- Special Sections
- Time Out
By LINDSAY OLIVIER
NORTH KINGSTOWN â This year marks the first of a five-year plan in which General Dynamics Electric Boat (EB) is scheduled to build two Virginia class submarines per year as part of the strategic emphasis on the Asia/Pacific region but the recently released Future Years Defense Plan (FYDP) calls for the purchasing of just one submarine in 2014 and thatâs something Congressman Jim Langevin (D-RI) calls âtroublingâ.
âWhile the budget maintains the two-ship level in every other year, Iâm concerned by the departmentâs recommendation to delay the purchase of one submarine in 2014. By slowing down production, it jeopardizes jobs and the cost-savings already achieved,â Langevin said in a telephone interview this week.
EBâs two locationsâone in Quonset and the other in Groton, Conn.âhandling the bulk of the building of the vessels, which are purchased in five-year blocks, along with Huntington Ingalls-Newport News Shipbuilding. The next block begins in 2014 but the U.S. Navy is proposing to take the second ship slated for 2014 and move it to 2018.
One of the reasons for eliminating the second submarine is that the âfull fundingâ method utilized by the Navy required too much up-front cost. Another reason includes the growing national deficit. Langevin says he understands this, but is working to educate Congress about the benefits of the Virginia Class Submarine and find ways to get it funded.
Langevin spoke to Admiral Robert Willard, head of the Navyâs U.S. Pacific Command, Secretary of Defense Leon Panetta and Under Secretary of Defense Robert Hale last month and no one is disputing the highly efficient capabilities of the submarines.
âI agree that the Defense Budget must be closely scrutinized as we work to address our deficit and Iâve advocated other cuts,â added Langevin. âBut the submarines are not a waste or excess. Weâre only now beginning to reap the rewards of an aggressive cost management effort.â
Panetta said that if there are cost efficiencies that can be achieved that will allow the Navy to purchase the second submarine with savings and in a more cost effective way, theyâre prepared to look at that.
The impact of moving that submarine could include increased supplier costs. According to EB spokesman Bob Hamilton, if suppliers canât be guaranteed the two ships per year, then more often than not, theyâll raise their prices.

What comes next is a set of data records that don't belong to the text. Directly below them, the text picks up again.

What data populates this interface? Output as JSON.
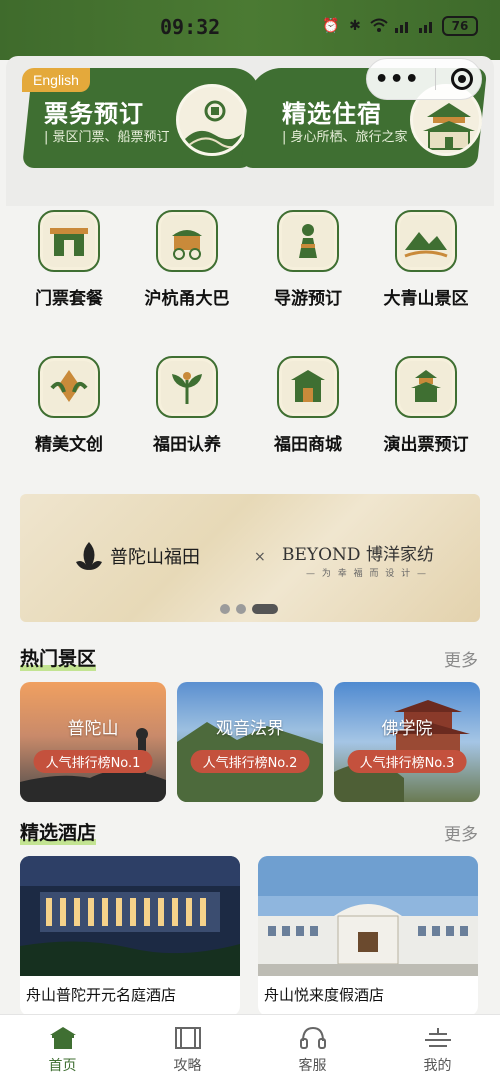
{
  "status": {
    "time": "09:32",
    "battery": "76"
  },
  "top_cards": {
    "ticket": {
      "badge": "English",
      "title": "票务预订",
      "subtitle": "| 景区门票、船票预订"
    },
    "stay": {
      "title": "精选住宿",
      "subtitle": "| 身心所栖、旅行之家"
    }
  },
  "menu": [
    {
      "label": "门票套餐",
      "icon": "gate-icon"
    },
    {
      "label": "沪杭甬大巴",
      "icon": "carriage-icon"
    },
    {
      "label": "导游预订",
      "icon": "guide-icon"
    },
    {
      "label": "大青山景区",
      "icon": "mountain-icon"
    },
    {
      "label": "精美文创",
      "icon": "craft-icon"
    },
    {
      "label": "福田认养",
      "icon": "plant-icon"
    },
    {
      "label": "福田商城",
      "icon": "shop-icon"
    },
    {
      "label": "演出票预订",
      "icon": "pagoda-icon"
    }
  ],
  "banner": {
    "left_text": "普陀山福田",
    "x": "×",
    "right_text": "BEYOND 博洋家纺",
    "right_sub": "— 为 幸 福 而 设 计 —"
  },
  "hot_spots": {
    "title": "热门景区",
    "more": "更多",
    "items": [
      {
        "name": "普陀山",
        "rank": "人气排行榜No.1"
      },
      {
        "name": "观音法界",
        "rank": "人气排行榜No.2"
      },
      {
        "name": "佛学院",
        "rank": "人气排行榜No.3"
      }
    ]
  },
  "hotels": {
    "title": "精选酒店",
    "more": "更多",
    "items": [
      {
        "name": "舟山普陀开元名庭酒店"
      },
      {
        "name": "舟山悦来度假酒店"
      }
    ]
  },
  "tabbar": [
    {
      "label": "首页",
      "icon": "home-icon"
    },
    {
      "label": "攻略",
      "icon": "guide-book-icon"
    },
    {
      "label": "客服",
      "icon": "headset-icon"
    },
    {
      "label": "我的",
      "icon": "profile-icon"
    }
  ],
  "colors": {
    "brand_green": "#3f6f32",
    "accent_gold": "#e4a93b",
    "rank_red": "#c4513d"
  }
}
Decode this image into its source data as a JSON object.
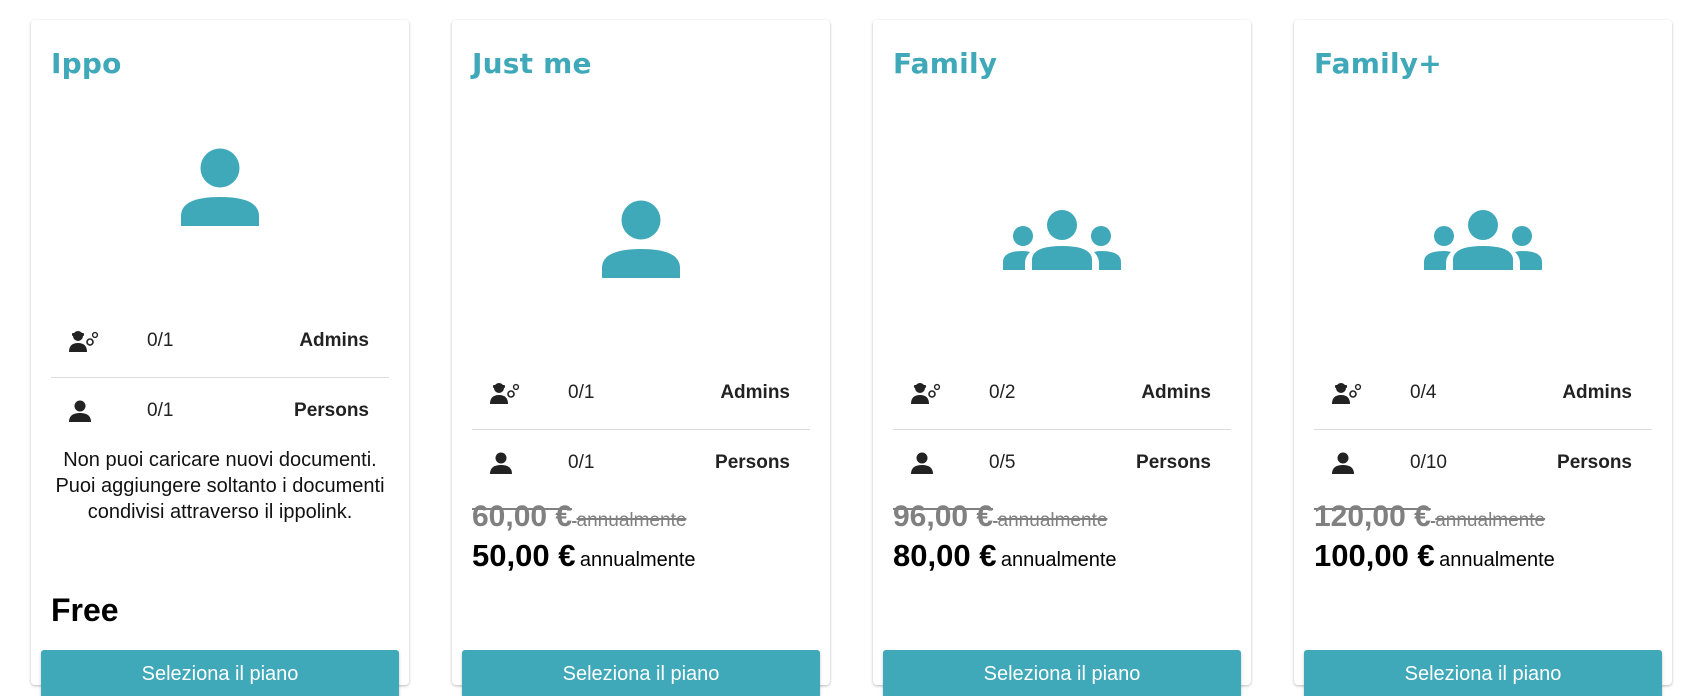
{
  "colors": {
    "accent": "#3fa8b9",
    "strike": "#808080"
  },
  "plans": [
    {
      "title": "Ippo",
      "hero_icon": "person-icon",
      "admins": {
        "value": "0/1",
        "label": "Admins",
        "icon": "admin-gear-icon"
      },
      "persons": {
        "value": "0/1",
        "label": "Persons",
        "icon": "person-small-icon"
      },
      "note": "Non puoi caricare nuovi documenti. Puoi aggiungere soltanto i documenti condivisi attraverso il ippolink.",
      "price_label": "Free",
      "button_label": "Seleziona il piano"
    },
    {
      "title": "Just me",
      "hero_icon": "person-icon",
      "admins": {
        "value": "0/1",
        "label": "Admins",
        "icon": "admin-gear-icon"
      },
      "persons": {
        "value": "0/1",
        "label": "Persons",
        "icon": "person-small-icon"
      },
      "old_price": "60,00 €",
      "old_period": "annualmente",
      "new_price": "50,00 €",
      "new_period": "annualmente",
      "button_label": "Seleziona il piano"
    },
    {
      "title": "Family",
      "hero_icon": "group-icon",
      "admins": {
        "value": "0/2",
        "label": "Admins",
        "icon": "admin-gear-icon"
      },
      "persons": {
        "value": "0/5",
        "label": "Persons",
        "icon": "person-small-icon"
      },
      "old_price": "96,00 €",
      "old_period": "annualmente",
      "new_price": "80,00 €",
      "new_period": "annualmente",
      "button_label": "Seleziona il piano"
    },
    {
      "title": "Family+",
      "hero_icon": "group-icon",
      "admins": {
        "value": "0/4",
        "label": "Admins",
        "icon": "admin-gear-icon"
      },
      "persons": {
        "value": "0/10",
        "label": "Persons",
        "icon": "person-small-icon"
      },
      "old_price": "120,00 €",
      "old_period": "annualmente",
      "new_price": "100,00 €",
      "new_period": "annualmente",
      "button_label": "Seleziona il piano"
    }
  ]
}
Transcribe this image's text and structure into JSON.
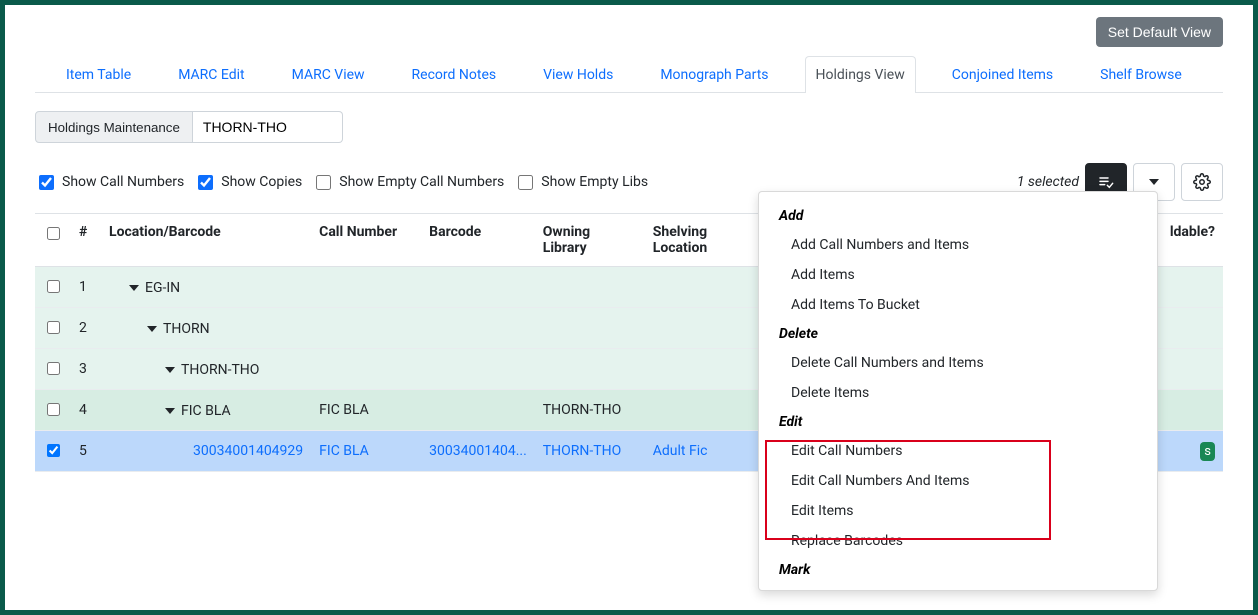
{
  "buttons": {
    "set_default_view": "Set Default View",
    "holdings_maint": "Holdings Maintenance"
  },
  "library_input": "THORN-THO",
  "tabs": [
    {
      "label": "Item Table"
    },
    {
      "label": "MARC Edit"
    },
    {
      "label": "MARC View"
    },
    {
      "label": "Record Notes"
    },
    {
      "label": "View Holds"
    },
    {
      "label": "Monograph Parts"
    },
    {
      "label": "Holdings View"
    },
    {
      "label": "Conjoined Items"
    },
    {
      "label": "Shelf Browse"
    }
  ],
  "active_tab_index": 6,
  "checks": {
    "show_call_numbers": "Show Call Numbers",
    "show_copies": "Show Copies",
    "show_empty_call": "Show Empty Call Numbers",
    "show_empty_libs": "Show Empty Libs"
  },
  "selected_text": "1 selected",
  "headers": {
    "num": "#",
    "loc": "Location/Barcode",
    "call": "Call Number",
    "barcode": "Barcode",
    "owning": "Owning Library",
    "shelving": "Shelving Location",
    "holdable": "ldable?"
  },
  "rows": [
    {
      "n": "1",
      "loc": "EG-IN",
      "indent": "indent-1",
      "cls": "row-g1",
      "toggle": true
    },
    {
      "n": "2",
      "loc": "THORN",
      "indent": "indent-2",
      "cls": "row-g1",
      "toggle": true
    },
    {
      "n": "3",
      "loc": "THORN-THO",
      "indent": "indent-3",
      "cls": "row-g1",
      "toggle": true
    },
    {
      "n": "4",
      "loc": "FIC BLA",
      "indent": "indent-3",
      "cls": "row-g2",
      "toggle": true,
      "call": "FIC BLA",
      "own": "THORN-THO"
    },
    {
      "n": "5",
      "loc": "30034001404929",
      "indent": "indent-4",
      "cls": "row-blue",
      "checked": true,
      "call": "FIC BLA",
      "barcode": "30034001404...",
      "own": "THORN-THO",
      "shelv": "Adult Fic",
      "badge": "s"
    }
  ],
  "menu": {
    "add_head": "Add",
    "add_cn_items": "Add Call Numbers and Items",
    "add_items": "Add Items",
    "add_bucket": "Add Items To Bucket",
    "del_head": "Delete",
    "del_cn_items": "Delete Call Numbers and Items",
    "del_items": "Delete Items",
    "edit_head": "Edit",
    "edit_cn": "Edit Call Numbers",
    "edit_cn_items": "Edit Call Numbers And Items",
    "edit_items": "Edit Items",
    "replace_bc": "Replace Barcodes",
    "mark_head": "Mark"
  }
}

The impact on inflation will also be a factor. What would have cost the Navy a certain price in 2014 could significantly increase come 2018.
âAnother factor is our workforce,â said Hamilton. âIt takes between 800 and 1,000 employees to build the submarines at both of our locations. So if that one ship is taken out of the equation, thereâs no question weâll have to eliminate that amount of workers.â
Though the Navy tells EB what to build and when to build it, the company has informed them of their concerns of taking away the second submarine.
Still, there could be a potential way to fund the second submarine. According to Sean Stackley, Assistant Secretary of the Navy for Research, Development, and Acquisition, an incremental funding mechanism could allow the military to afford the boat. Stackley made sure to bring this up during a March 29 hearing on oversight of naval vessel acquisition programs, held by the House Armed Services Subcommittee on Seapower and Projection Forces.
Another advantage to having a two-submarine-per-year program is that parts can be ordered in bulk which saves million of dollars. Even though 2014 is still a few years away, Langevin said itâs unclear how this will affect EB.
âWe need to be mindful of this situation. A new building has been built to accommodate the two per year as well as hiring many workers. The question now becomes if we canât get funding for this submarine, how will EB handle it?â
For now, Langevin says he will continue to press the Navy to find other options.
The Virginia class is the first U.S. Navy warship designed from the keel up for the full range of mission requirements in the post-Cold War era. The submarines play a key role in the nationâs defense with their stealth, firepower and unlimited endurance.
Included in a $4.2 billion contract awarded by the Navy in 1998, a $8.4 billion multiyear contract awarded in January 2004 and a $14 billion multiyear contract awarded in December 2008, Electric Boat is sharing construction of the first 18 ships of the class with its teammate, Huntington Ingalls-Newport News Shipbuilding. Electric Boat delivered the lead ship of the class, Virginia (SSN774), on Oct. 12, 2004.